Mandel also claimed he did not actively support the bill until a House of Delegates committee "put some amendments back . . . to make it a true consolidation bill."

His interest in consolidation dated back to the '50s when he was a member of various commissions studying how to winnow the state's 11 tracks in surrounding states.

In those days the state's budget was $250 million and racetrack revenues were pretty substantial . . . now with a $3.5 billion budget they aren't quite as substantial," he said.

The governor's first day in te dock ended on an upbeat note for him, as he drew smiles and laughter from the jury describings his lifelong friendship with Kovens.

They grew up together, the governor said, and glancing at Kovens, added, "but I think he's a little older. He may not want to admit it, but he is." (Mandel is 57, Kovens 58).

Mandel also may have given a preview of how he expects to explain the gifts that prosecutors say were bribes that he accepted from the other defendants.

He recalled that he and his father were guests of Kovens at a hotel Kovens owned in Miami 20 years ago.

"It's that kind of a relationship. We have been many places together way before I was governor. way before I was speaker of the House. In fact, before I was in the legislature."

The two friends traveled often, to Cleveland to see a Colts-Brown football championship game, to World Series in New and elsewhere.

"Is it fair to say that as between the two of you. Mr. Kovens has been more successful financially?" Weiner asked, aware that Kovens net worth statement, admitted into evidence, showed a balance of about $9 million.

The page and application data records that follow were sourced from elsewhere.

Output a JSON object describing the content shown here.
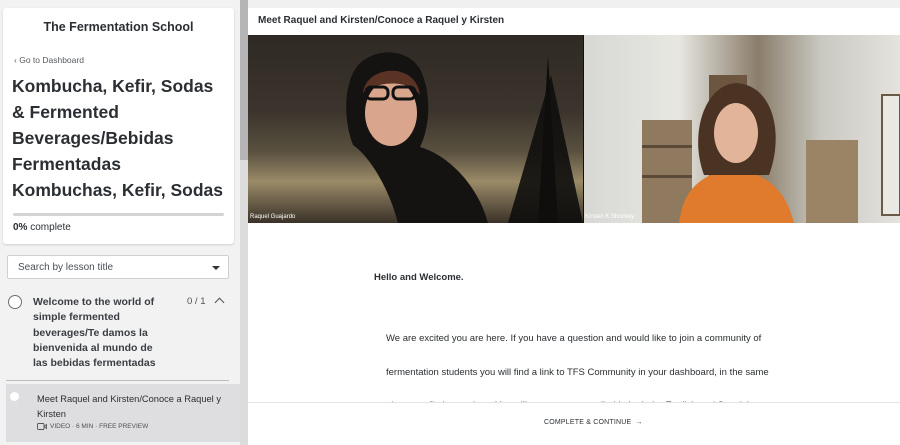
{
  "sidebar": {
    "school_name": "The Fermentation School",
    "back_link": "Go to Dashboard",
    "course_title": "Kombucha, Kefir, Sodas & Fermented Beverages/Bebidas Fermentadas Kombuchas, Kefir, Sodas",
    "progress_percent": "0%",
    "progress_label": "complete",
    "progress_value": 0,
    "search_placeholder": "Search by lesson title",
    "chapter": {
      "title": "Welcome to the world of simple fermented beverages/Te damos la bienvenida al mundo de las bebidas fermentadas",
      "count": "0 / 1"
    },
    "lesson": {
      "title": "Meet Raquel and Kirsten/Conoce a Raquel y Kirsten",
      "meta": "VIDEO · 6 MIN · FREE PREVIEW"
    }
  },
  "main": {
    "lesson_header": "Meet Raquel and Kirsten/Conoce a Raquel y Kirsten",
    "video": {
      "left_name": "Raquel Guajardo",
      "right_name": "Kirsten K Shockey"
    },
    "greeting": "Hello and Welcome.",
    "paragraph_lines": [
      "We are excited you are here. If you have a question and would like to join a community of",
      "fermentation students you will find a link to TFS Community in your dashboard, in the same",
      "place you find your class. You will see you are enrolled in both the English and Spanish"
    ],
    "complete_button": "COMPLETE & CONTINUE"
  },
  "colors": {
    "background": "#f0f0f1",
    "text": "#2b2f33",
    "active_lesson": "#dedee0"
  }
}
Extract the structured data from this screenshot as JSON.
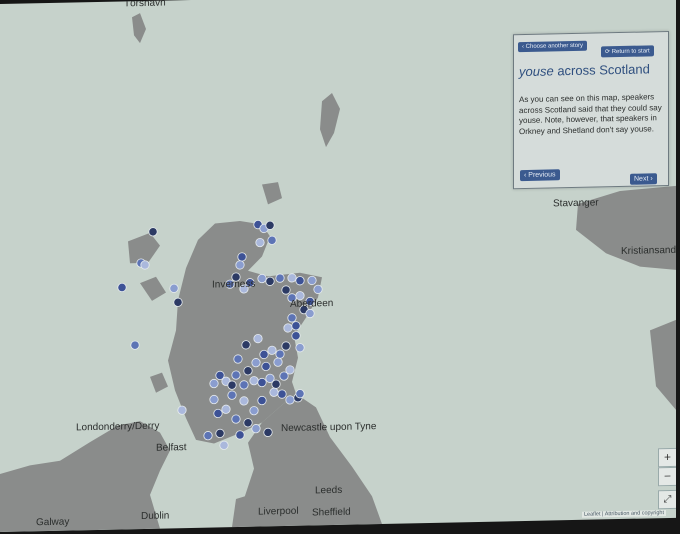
{
  "map": {
    "cities": [
      {
        "id": "torshavn",
        "label": "Tórshavn"
      },
      {
        "id": "inverness",
        "label": "Inverness"
      },
      {
        "id": "aberdeen",
        "label": "Aberdeen"
      },
      {
        "id": "stavanger",
        "label": "Stavanger"
      },
      {
        "id": "kristiansand",
        "label": "Kristiansand"
      },
      {
        "id": "londonderry",
        "label": "Londonderry/Derry"
      },
      {
        "id": "belfast",
        "label": "Belfast"
      },
      {
        "id": "newcastle",
        "label": "Newcastle upon Tyne"
      },
      {
        "id": "leeds",
        "label": "Leeds"
      },
      {
        "id": "dublin",
        "label": "Dublin"
      },
      {
        "id": "liverpool",
        "label": "Liverpool"
      },
      {
        "id": "sheffield",
        "label": "Sheffield"
      },
      {
        "id": "galway",
        "label": "Galway"
      }
    ],
    "marker_colors": [
      "#2c3a64",
      "#3d5296",
      "#5d74b5",
      "#8a9dcf",
      "#aab8dc"
    ],
    "land_color": "#8a8c8b",
    "sea_color": "#c6d2cb"
  },
  "panel": {
    "choose_label": "‹ Choose another story",
    "return_label": "⟳ Return to start",
    "title_word": "youse",
    "title_rest": "across Scotland",
    "body": "As you can see on this map, speakers across Scotland said that they could say youse. Note, however, that speakers in Orkney and Shetland don't say youse.",
    "prev_label": "‹ Previous",
    "next_label": "Next ›"
  },
  "controls": {
    "zoom_in": "+",
    "zoom_out": "−",
    "fullscreen": "⤢",
    "attribution": "Leaflet | Attribution and copyright"
  }
}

"If you move the little decimal point three places where the two zeroes are, that's where I am." Mandel said, and nearly everyone laughed.